It was from this toxic mix that the market place economy model of the curriculum became embedded. By market place economy I mean a model that enables each subject an equal chance to display their wares and have access to the consumer (the student). I’d argue that this was the key driver for the first two years where subject teachers go to great extremes to ensure and demand equivalent time allocation. But it also explains why there is such resistance to any change to the middle years through a narrowing of certificated choice – see the reaction to any shift from choosing 8 subjects at the end of S2 to fewer certificated subjects at the end of S4.

The unfortunate reality has been that many subjects have seen their curriculum only really taking off in S3 once young people have “selected their subject” – the fact that time has been so evenly spread and hence limited for each subject means that the students’ experience is often compromised to meet the needs of the market. The fear for many subject teachers is that the broad curriculum unnecessarily extends the thinly spread model for three years – as opposed to the current two, before students’ get down to the real job of “studying” their subject.

Imagine the consequences then for any subject which previously had it’s guaranteed place on the curriculum in S1 and 2 – regardless of how useful that time was; guaranteed time in S3 and S4 – even if pupil numbers were low; and at least a good chance that some of the students who had studied the subject in S3 and 4 would take the subject in S5 and 6. Anyone can see why this is attractive for teachers of a subject about which they are passionate and have studied themselves in great depth. The opportunity to teach interested, motivated and able students a more complex and demanding level of content is appealing and understandable – as so is any objection to any change to the system which preserves this “entitlement”.

The pressure on any headteacher to change a curriculum model which challenges these “entitlements” to students is extreme and cannot be underestimated, so it’s perhaps no surprise when the TESS reports that 50% of schools are sticking with the traditional model in the meantime.
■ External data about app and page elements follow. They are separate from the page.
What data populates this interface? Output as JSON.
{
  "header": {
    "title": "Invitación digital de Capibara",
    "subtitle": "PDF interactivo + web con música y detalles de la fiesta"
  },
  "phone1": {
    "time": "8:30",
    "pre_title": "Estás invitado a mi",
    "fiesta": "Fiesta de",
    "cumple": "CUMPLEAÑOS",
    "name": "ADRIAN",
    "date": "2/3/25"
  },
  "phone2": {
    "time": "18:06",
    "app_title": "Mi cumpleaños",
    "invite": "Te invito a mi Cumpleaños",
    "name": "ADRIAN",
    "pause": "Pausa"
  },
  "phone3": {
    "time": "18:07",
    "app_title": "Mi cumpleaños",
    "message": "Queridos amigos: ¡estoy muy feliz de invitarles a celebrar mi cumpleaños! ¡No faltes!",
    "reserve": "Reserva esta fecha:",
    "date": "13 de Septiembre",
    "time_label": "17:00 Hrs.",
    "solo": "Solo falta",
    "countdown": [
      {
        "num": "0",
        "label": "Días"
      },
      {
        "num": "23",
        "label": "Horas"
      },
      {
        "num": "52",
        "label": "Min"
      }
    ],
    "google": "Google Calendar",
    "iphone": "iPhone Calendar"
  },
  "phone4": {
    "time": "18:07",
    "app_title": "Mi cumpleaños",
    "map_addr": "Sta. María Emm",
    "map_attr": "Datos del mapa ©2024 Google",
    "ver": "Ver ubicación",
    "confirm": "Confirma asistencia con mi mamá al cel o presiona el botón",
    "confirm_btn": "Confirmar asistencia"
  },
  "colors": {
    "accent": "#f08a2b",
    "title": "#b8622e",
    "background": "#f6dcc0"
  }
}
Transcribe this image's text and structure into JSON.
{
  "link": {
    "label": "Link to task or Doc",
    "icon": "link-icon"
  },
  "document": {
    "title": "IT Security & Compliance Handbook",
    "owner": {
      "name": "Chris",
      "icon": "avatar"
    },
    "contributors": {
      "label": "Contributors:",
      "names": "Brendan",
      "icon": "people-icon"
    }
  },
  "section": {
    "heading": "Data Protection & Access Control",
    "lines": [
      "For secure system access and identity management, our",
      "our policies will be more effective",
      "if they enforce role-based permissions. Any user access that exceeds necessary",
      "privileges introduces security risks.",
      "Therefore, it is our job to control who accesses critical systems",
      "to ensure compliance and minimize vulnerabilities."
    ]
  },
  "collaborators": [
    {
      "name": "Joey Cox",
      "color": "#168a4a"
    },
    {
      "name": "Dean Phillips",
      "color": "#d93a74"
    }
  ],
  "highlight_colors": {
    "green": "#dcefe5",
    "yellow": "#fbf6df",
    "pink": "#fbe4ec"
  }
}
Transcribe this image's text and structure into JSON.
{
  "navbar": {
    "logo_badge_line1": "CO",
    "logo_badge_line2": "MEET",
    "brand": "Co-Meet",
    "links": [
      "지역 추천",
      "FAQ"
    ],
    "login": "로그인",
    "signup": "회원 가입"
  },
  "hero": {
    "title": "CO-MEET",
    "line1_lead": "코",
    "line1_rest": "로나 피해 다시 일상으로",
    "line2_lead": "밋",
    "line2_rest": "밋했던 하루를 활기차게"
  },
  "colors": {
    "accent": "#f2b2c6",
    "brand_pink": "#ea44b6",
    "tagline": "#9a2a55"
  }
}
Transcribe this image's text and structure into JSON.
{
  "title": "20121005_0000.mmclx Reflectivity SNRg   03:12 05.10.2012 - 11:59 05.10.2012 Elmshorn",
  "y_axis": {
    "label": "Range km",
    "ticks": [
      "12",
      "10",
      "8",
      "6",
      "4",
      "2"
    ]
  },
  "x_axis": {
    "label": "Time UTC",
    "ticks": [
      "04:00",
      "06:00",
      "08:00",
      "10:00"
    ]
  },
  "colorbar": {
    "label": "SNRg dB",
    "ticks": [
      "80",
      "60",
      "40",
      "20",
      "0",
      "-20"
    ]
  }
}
However, curricular inertia is a powerful force and it will take continued commitment and courageous leadership from leaders at all levels in Scottish education if we are to see a curricular model that doesn’t reflect what I experienced 40 years ago!

Midlothian Council – Director of Education and Children’s Services

Midlothian Council has appointed me as Director of Education and Children’s Services until 31 December 2012. I will also continue in my role as Executive Director at East Lothian Council.

I feel exceptionally privileged to be given the opportunity to build upon the legacy of Donald MacKay.   Donald and I are quite different individuals in terms of personality but having worked so closely together over the past few years it has become apparent that we share the same fundamental values which place the needs of children and people at the centre of our work.

Throughout my career I have adopted an open and transparent approach to my work and it will be my priority to meet as many of my new colleagues as possible over the next four months.

My personal objectives for the job are simple and can be captured in three simple statements:

  1.  To enable Midlothian and East Lothian to become the most improved Local Authorities in Scotland in terms of outcomes for children and young people;
  2.  To build our services around the idea of creating resilient individuals – children, families, communities, employees, leaders, teams, schools and organisations – who can successfully sustain themselves in times of adversity and uncertainty; and
  3.  To build our success upon the quality of our people, our creativity, and our relationships with others.
I’m excited by this unique opportunity and look forward to working with so many exceptional colleagues in both authorities.